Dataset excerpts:

________________________

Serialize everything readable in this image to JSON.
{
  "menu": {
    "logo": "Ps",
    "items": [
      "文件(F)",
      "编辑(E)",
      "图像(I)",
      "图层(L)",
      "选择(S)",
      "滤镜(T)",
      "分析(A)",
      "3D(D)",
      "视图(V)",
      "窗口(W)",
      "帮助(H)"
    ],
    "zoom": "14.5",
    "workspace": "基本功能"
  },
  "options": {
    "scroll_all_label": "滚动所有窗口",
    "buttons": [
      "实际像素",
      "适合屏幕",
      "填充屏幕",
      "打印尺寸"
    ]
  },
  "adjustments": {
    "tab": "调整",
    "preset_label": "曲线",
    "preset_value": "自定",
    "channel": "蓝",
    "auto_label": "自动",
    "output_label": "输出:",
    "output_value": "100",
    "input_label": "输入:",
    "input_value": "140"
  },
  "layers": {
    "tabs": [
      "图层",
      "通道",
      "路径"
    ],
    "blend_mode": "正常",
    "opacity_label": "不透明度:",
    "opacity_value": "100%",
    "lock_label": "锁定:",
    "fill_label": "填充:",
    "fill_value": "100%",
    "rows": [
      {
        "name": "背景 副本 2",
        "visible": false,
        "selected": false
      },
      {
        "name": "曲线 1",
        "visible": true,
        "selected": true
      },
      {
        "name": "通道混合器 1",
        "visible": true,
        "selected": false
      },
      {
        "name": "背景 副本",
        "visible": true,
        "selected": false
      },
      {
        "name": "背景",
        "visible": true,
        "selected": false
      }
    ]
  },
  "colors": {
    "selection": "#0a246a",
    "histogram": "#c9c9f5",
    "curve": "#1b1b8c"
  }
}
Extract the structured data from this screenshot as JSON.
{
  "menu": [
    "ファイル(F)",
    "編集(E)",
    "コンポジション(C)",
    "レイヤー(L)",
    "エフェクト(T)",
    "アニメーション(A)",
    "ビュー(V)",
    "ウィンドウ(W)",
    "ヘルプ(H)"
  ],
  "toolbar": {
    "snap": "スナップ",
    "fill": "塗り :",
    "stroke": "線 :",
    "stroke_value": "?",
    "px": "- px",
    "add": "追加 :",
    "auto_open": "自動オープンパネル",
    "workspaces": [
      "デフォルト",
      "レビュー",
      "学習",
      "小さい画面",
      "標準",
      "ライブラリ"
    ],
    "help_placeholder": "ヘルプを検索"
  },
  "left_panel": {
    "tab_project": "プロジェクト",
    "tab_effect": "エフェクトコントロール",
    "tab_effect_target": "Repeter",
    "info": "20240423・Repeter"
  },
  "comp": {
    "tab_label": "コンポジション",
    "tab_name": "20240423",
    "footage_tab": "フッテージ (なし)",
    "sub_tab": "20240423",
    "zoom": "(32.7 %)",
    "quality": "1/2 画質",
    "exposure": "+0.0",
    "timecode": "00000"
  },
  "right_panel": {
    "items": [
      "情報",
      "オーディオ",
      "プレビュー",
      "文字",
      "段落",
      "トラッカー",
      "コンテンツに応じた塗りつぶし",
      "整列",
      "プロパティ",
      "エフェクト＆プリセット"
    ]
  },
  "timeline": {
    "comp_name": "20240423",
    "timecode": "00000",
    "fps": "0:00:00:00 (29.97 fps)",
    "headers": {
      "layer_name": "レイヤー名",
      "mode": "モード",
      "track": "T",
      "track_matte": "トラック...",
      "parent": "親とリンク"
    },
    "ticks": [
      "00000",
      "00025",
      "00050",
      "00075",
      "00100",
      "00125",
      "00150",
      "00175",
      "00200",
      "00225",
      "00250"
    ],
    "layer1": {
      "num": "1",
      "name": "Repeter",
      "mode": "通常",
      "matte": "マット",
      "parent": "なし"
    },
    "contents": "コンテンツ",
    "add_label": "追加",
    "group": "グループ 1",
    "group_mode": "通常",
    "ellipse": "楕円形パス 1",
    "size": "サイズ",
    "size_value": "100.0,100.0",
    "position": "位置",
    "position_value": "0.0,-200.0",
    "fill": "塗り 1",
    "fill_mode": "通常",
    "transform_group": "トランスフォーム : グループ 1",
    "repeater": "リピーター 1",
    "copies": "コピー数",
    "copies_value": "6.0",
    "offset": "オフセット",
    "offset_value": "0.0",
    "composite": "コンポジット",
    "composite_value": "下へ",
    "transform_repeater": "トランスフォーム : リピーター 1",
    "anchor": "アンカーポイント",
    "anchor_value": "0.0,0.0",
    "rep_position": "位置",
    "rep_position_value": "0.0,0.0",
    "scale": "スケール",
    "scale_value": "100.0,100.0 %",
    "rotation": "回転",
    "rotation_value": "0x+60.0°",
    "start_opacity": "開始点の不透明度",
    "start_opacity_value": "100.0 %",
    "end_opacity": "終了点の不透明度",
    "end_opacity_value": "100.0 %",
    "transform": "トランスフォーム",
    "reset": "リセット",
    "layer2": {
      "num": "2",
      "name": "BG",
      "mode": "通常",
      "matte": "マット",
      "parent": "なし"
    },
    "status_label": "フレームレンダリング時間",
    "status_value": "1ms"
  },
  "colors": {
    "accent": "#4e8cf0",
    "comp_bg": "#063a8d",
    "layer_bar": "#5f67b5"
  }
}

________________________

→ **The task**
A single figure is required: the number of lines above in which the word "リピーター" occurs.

→ **Answer box**
2